All berries are loaded with heart-healthy compounds called flavonoids. The antioxidant rich fruit may help lower blood pressure, as per a study published in the Journal of the Academy of Nutrition and Dietetics. Add blueberries, strawberries, et al to your daily diet.
2. Skimmed milk
Skimmed milk is rich in calcium and vitamin D, two of which work as a team to help reduce blood pressure naturally. According to National Health Service, UK, drinking a glass of skimmed milk a day can cut blood pressure by upto a one third. So gulp down a glass of skimmed milk daily in order to reap maximum benefits.

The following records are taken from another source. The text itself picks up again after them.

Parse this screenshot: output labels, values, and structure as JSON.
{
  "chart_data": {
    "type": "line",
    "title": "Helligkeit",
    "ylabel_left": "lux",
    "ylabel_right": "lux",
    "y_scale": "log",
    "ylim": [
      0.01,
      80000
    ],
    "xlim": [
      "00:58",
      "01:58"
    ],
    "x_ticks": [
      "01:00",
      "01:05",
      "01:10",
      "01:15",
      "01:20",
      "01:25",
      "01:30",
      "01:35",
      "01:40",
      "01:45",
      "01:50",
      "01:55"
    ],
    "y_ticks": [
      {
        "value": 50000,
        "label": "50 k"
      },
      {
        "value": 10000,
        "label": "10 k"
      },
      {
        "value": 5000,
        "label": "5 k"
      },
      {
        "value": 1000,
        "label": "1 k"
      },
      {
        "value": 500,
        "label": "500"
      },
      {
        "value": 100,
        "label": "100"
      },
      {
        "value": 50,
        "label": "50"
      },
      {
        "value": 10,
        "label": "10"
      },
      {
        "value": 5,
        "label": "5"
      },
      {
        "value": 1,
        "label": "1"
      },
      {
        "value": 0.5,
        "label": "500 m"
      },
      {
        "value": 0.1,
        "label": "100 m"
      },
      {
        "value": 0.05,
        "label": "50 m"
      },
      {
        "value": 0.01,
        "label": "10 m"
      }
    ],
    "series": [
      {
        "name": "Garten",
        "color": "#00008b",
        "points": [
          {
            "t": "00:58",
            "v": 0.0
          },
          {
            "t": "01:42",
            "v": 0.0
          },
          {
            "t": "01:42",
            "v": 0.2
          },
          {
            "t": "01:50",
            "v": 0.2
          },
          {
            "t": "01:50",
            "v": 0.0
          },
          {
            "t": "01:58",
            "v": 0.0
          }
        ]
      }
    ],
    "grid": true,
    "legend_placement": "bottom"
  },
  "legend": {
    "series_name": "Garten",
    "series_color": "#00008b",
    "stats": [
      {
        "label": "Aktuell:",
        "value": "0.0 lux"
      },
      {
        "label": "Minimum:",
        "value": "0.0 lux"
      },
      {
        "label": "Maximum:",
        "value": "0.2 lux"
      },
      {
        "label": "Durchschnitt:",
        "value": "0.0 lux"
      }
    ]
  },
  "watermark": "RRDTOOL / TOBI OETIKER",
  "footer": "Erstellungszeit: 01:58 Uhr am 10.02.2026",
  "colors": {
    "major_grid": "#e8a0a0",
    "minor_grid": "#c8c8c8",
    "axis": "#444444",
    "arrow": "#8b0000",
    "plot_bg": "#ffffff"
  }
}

According to a study presented at the American Heart Association (AHA), women who consumed five or more servings of yogurt a week had a lower risk of developing high blood pressure than similar women who hardly ever ate yogurt. So load up on chilled yogurt every day and enjoy a healthful life.
According to a study published in the American Journal of Hypertension, watermelon could significantly reduce blood pressure in overweight individuals both at rest and while under stress. The pressure on the aorta and on the heart reduced after the consumption of watermelon.
This tropical fruit is super rich in potassium and even more easy to include in your daily diet. One banana provides one percent of calcium, eight percent of magnesium and 12 percent of potassium that you need every day.
According to a report presented in the American Heart Association (AHA), kiwis may naturally lower blood pressure. Three kiwis a day could keep high blood pressure at bay. So toss kiwis in your salads and stave off any risk of high blood pressure.
Parmeet Kaur adds, "Foods rich in omega 3 fatty acids include fatty fish such as salmon, herring, mackerel, tuna, etc. These foods cut down the triglyceride count and reduce inflammation."
While high blood pressure is much talked about and people are aware of its symptoms and effects, not many know about low blood pressure.
In fact, it affects a large number of people worldwide. Very often people don't realise they are suffering from it and often dismiss it as an one-off case of feeling dizzy or ill. It could be a sign of a serious issue with the heart, endocrine or even signal neurological disorders. Severe low blood pressure can block oxygen and vital nutrients from flowing to the brain and hence shouldn't be taken lightly.
There can be plenty of reasons why you may be suffering from low blood pressure.
Dehydration: Drinking enough water is extremely essential for your well-being. If you are one of those who gets dehydrated easily, you must do something about it. One needs to drink more fluids than one loses. If you are one of those who works outdoors, ensure you keep sipping on liquids like nimbu paani. This will help keep the weakness in check.
Pregnancy: If you are pregnant, there's a good chance your pressure might drop. This is normal but get yourself checked if it becomes too frequent.
Heart issues: Some heart problems could cause blood in your body to not circulate properly.
Deficiency of nutrients: A lack of some essential vitamins such as B-12 and iron can lead to anaemia, which is turn can result in low blood pressure.
- Increase your salt intake: Generally people are told to avoid using too much salt in their diet. For people suffering from low blood pressure, salt can help. Check with your doctor though before turning to salty foods.
- Drink more water: Water is necessary for your basic body functioning. It also helps prevent dehydration. Don't forget to increase your water intake if you're constantly feeling giddy.
Home remedies: Take a cup of the raw beetroot juice twice daily. It is one of the best home remedies for low blood pressure. Drinking a cup of strong black coffee can also help. Some people suggest making a paste of almonds and drinking with lukewarm milk.
Exercise: Include a little exercise in your daily regime. A walk or a quick swim can help circulate the blood.